Michelle Malkin notes that a recovering soldier received a vicious bit of hate mail:
...a US Army soldier named Joshua Sparling received the death wish while recovering from a gunshot wound he received in Ramadi, Iraq. It's the only Christmas card he received. Fox & Friends is urging you to counter the hate by sending your thanks and good wishes to Sparling:
I know I will. Our heroes, our palladins, our soldiers-- they deserve better than "death wish" mail.
Protein Wisdom offers some fun thoughts on the defeatist Democrats, particularly DNC Chairman:
...the national Democrats either 1) are completely incapable of defending a country and sustaining a necessarily muscular foreign policy; or else, 2) Teddy Kennedy, while scrounging around in the family vault for a swig of vintage Absinthe, inadvertantly stumbled upon a Genie bottle, and—after wishing for more Absinthe and a pair of Hooter’s waitresses who “really dig the belly fat”—he used his last wish to ensure that world peace is triggered the moment the US pulls its troops out of Iraq.
Major Democrats, beholden to the radical anti-war base they cottled and cultivated, now are doing their best to snatch defeat from the jaws of victory.
Resurrection Song blog wonders if we're being too soft on the European Union:
What exactly can the United States do with European allies who are not particularly friendly to our goals and often openly unfriendly to this administration? Courting them won’t bring them back in line and challenging them will just broaden the anti-American sentiment.
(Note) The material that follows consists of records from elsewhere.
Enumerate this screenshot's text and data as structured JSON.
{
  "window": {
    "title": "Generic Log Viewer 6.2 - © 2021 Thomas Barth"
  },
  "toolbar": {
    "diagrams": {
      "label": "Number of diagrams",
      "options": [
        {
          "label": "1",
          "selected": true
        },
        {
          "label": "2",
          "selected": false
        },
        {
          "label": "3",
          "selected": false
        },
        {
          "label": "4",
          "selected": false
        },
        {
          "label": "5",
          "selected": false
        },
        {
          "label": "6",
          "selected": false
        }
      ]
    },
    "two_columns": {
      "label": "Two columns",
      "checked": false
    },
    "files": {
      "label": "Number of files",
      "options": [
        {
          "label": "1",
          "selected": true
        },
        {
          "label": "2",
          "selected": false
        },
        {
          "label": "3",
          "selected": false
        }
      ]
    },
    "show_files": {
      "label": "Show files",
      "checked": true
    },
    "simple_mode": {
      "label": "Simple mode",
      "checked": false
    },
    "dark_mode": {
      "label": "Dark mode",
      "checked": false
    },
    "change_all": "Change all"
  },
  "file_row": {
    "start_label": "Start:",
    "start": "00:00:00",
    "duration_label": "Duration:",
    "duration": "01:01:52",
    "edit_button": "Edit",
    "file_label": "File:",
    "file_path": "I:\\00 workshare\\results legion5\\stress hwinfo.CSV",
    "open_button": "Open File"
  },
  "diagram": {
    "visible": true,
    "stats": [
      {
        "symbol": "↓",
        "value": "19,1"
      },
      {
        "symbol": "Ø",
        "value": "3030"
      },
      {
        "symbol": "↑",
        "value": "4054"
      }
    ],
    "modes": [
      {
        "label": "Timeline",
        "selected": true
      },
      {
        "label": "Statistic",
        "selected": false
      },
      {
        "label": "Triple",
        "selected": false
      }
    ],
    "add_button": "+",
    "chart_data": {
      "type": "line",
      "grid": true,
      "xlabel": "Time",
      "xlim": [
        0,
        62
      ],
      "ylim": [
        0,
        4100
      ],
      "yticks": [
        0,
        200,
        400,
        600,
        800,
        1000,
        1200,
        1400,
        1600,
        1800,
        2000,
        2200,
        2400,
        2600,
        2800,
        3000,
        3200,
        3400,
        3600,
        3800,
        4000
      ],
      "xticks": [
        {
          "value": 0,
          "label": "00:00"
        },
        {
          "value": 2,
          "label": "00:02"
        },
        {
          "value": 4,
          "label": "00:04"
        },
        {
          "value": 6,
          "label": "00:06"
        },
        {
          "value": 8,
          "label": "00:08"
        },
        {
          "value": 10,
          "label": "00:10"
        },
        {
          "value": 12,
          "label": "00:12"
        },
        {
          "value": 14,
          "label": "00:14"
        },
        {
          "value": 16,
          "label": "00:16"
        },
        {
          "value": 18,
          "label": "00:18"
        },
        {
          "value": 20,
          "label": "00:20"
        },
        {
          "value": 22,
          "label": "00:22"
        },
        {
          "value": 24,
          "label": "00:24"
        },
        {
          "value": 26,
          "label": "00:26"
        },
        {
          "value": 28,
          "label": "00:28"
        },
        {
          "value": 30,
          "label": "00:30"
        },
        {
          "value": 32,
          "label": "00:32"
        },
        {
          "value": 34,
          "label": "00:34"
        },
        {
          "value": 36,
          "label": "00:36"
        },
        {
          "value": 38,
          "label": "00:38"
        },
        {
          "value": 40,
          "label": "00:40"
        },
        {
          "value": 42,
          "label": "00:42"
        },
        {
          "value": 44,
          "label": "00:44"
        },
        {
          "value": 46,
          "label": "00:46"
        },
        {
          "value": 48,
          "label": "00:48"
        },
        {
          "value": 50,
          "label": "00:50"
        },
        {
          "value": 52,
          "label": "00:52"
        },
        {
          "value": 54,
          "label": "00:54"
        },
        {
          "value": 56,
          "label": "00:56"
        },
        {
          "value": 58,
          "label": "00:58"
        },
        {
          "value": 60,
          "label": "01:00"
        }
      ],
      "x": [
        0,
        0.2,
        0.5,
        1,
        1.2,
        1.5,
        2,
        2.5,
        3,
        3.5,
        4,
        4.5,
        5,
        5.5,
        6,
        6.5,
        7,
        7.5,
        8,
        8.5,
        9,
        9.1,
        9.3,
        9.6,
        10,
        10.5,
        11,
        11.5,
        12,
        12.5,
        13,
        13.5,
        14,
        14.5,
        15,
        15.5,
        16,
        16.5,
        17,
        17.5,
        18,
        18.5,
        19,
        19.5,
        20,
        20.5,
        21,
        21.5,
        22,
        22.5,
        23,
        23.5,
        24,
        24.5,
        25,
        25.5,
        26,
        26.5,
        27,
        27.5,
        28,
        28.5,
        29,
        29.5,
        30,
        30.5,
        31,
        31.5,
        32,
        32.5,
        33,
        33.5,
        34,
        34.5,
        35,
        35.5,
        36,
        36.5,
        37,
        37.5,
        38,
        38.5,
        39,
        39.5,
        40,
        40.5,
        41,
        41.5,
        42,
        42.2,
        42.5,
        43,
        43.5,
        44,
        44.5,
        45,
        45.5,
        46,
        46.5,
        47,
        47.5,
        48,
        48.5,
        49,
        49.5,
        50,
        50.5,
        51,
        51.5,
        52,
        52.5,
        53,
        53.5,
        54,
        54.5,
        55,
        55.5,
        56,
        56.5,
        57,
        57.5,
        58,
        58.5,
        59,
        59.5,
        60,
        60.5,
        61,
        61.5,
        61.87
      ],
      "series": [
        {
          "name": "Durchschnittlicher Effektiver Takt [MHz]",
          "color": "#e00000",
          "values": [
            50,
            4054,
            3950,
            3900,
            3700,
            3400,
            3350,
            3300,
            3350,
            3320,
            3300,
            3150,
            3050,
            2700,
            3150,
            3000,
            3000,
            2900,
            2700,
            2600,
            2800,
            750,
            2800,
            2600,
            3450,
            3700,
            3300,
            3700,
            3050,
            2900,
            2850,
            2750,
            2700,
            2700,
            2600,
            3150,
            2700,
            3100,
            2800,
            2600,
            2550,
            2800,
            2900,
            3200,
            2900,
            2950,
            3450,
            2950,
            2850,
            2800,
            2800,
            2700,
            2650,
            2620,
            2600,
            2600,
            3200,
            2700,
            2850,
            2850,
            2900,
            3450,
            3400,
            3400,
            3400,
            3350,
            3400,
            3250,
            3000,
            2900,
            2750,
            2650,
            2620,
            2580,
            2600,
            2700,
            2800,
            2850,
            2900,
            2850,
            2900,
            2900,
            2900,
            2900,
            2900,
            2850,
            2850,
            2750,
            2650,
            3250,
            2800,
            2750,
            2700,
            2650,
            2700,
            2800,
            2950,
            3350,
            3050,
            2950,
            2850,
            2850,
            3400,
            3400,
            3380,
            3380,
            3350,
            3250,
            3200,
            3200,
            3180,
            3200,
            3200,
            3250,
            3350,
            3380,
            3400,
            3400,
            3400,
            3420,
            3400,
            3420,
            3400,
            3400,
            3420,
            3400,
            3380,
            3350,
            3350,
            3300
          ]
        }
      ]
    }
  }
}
Indeed. Whatever we do, we should not try to "repair" the alliances with Europe. But we shouldn't go out of our way to damage those alliances, either.
Last Week's Classiness Certification from WILLisms.com:
Posted by Will Franklin · 6 December 2005 05:56 PM
Classy roundup, Will, as always! I missed many of these in my regular (slumming) routine! ;)
Posted by: Beth at December 7, 2005 02:14 AM
Excellent job! Thanks very much for including the posting concerning my Grandma's 100th birthday.
Posted by: Suldog at December 7, 2005 07:43 AM
Lol, thanks for the link. I don't know how classy it is to get a piece of glass stuck in your a$$ from a photocopier, though.
Anyhow, care for a blogroll exchange at all?
Posted by: Sam at December 9, 2005 07:43 PM